▶ [Record set]
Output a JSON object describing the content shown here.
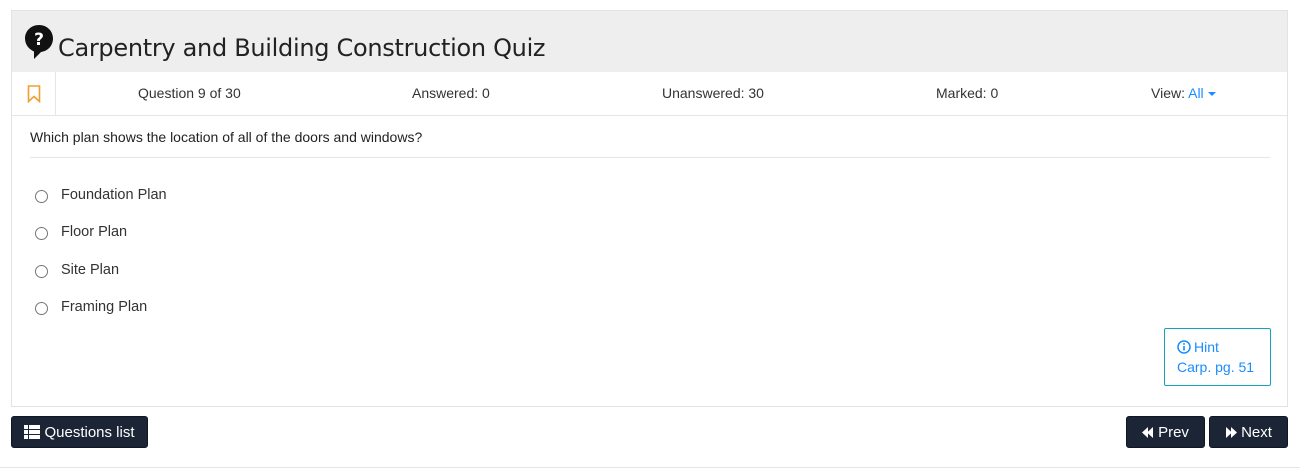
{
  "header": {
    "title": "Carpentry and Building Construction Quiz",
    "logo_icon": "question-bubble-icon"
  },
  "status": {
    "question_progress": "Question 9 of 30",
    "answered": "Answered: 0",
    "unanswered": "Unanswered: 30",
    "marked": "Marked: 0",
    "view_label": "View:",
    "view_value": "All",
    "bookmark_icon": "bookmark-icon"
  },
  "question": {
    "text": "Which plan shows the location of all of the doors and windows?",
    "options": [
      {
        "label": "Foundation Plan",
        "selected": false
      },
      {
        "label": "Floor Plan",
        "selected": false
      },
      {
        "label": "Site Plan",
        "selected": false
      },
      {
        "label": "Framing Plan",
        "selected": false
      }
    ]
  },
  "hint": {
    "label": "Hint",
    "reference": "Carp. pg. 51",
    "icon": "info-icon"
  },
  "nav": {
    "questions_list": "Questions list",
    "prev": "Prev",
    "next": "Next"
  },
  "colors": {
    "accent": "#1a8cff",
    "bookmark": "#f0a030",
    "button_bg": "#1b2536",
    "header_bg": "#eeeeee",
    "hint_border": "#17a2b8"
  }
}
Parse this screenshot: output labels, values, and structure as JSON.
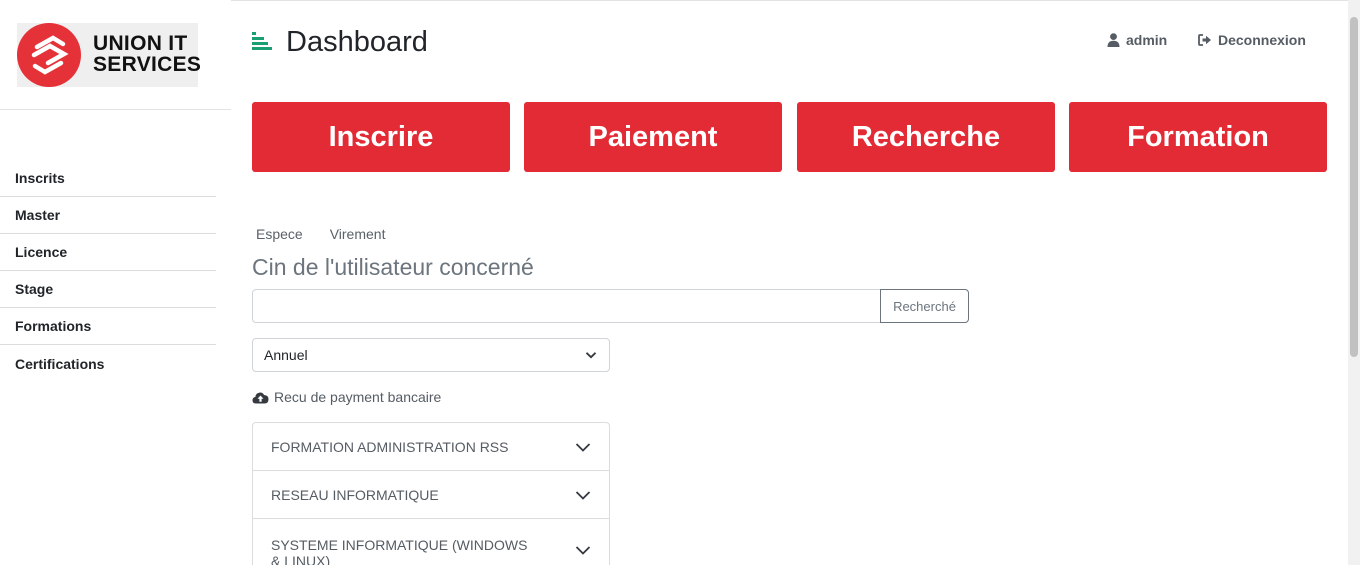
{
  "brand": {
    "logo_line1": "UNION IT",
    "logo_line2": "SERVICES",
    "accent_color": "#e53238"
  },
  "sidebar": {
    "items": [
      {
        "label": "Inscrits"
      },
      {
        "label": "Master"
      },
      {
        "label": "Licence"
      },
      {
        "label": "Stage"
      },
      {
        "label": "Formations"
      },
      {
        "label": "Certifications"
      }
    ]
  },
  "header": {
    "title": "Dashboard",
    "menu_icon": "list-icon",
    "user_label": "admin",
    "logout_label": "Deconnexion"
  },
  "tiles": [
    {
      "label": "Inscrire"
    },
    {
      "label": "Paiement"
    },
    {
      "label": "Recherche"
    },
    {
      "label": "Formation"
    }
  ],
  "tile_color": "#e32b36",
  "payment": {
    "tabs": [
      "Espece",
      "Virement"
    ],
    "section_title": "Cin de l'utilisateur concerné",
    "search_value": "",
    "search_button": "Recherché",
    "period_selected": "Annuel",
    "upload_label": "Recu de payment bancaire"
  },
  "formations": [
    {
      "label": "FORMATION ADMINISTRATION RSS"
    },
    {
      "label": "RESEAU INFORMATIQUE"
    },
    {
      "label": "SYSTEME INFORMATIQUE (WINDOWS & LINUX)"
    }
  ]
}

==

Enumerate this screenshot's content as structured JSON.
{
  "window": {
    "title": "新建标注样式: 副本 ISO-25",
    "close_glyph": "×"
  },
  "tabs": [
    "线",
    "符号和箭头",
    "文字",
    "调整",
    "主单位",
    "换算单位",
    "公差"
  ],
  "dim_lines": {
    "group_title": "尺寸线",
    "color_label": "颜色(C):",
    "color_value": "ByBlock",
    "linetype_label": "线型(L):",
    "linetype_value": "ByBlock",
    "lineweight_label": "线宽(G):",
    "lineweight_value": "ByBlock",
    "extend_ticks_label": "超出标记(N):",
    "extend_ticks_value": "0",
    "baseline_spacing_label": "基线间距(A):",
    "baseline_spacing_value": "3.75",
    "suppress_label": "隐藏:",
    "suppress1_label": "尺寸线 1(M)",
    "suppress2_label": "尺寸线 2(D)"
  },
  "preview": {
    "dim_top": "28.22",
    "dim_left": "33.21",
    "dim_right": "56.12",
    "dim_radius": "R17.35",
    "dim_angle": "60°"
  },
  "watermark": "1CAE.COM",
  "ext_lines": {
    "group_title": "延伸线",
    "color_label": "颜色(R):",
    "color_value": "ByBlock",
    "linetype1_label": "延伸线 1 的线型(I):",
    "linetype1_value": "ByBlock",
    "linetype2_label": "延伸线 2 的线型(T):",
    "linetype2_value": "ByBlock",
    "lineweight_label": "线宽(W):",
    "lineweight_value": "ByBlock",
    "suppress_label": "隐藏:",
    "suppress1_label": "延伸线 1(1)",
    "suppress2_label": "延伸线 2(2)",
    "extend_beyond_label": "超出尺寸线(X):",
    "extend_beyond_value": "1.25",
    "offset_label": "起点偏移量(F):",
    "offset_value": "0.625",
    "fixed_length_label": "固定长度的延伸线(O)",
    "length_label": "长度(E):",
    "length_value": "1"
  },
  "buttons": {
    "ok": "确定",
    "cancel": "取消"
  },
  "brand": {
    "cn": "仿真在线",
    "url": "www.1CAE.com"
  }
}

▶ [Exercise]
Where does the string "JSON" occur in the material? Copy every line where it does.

▶ [Task response]
Output a JSON object describing the content shown here.
Parse this screenshot: output labels, values, and structure as JSON.
Enumerate this screenshot's content as structured JSON.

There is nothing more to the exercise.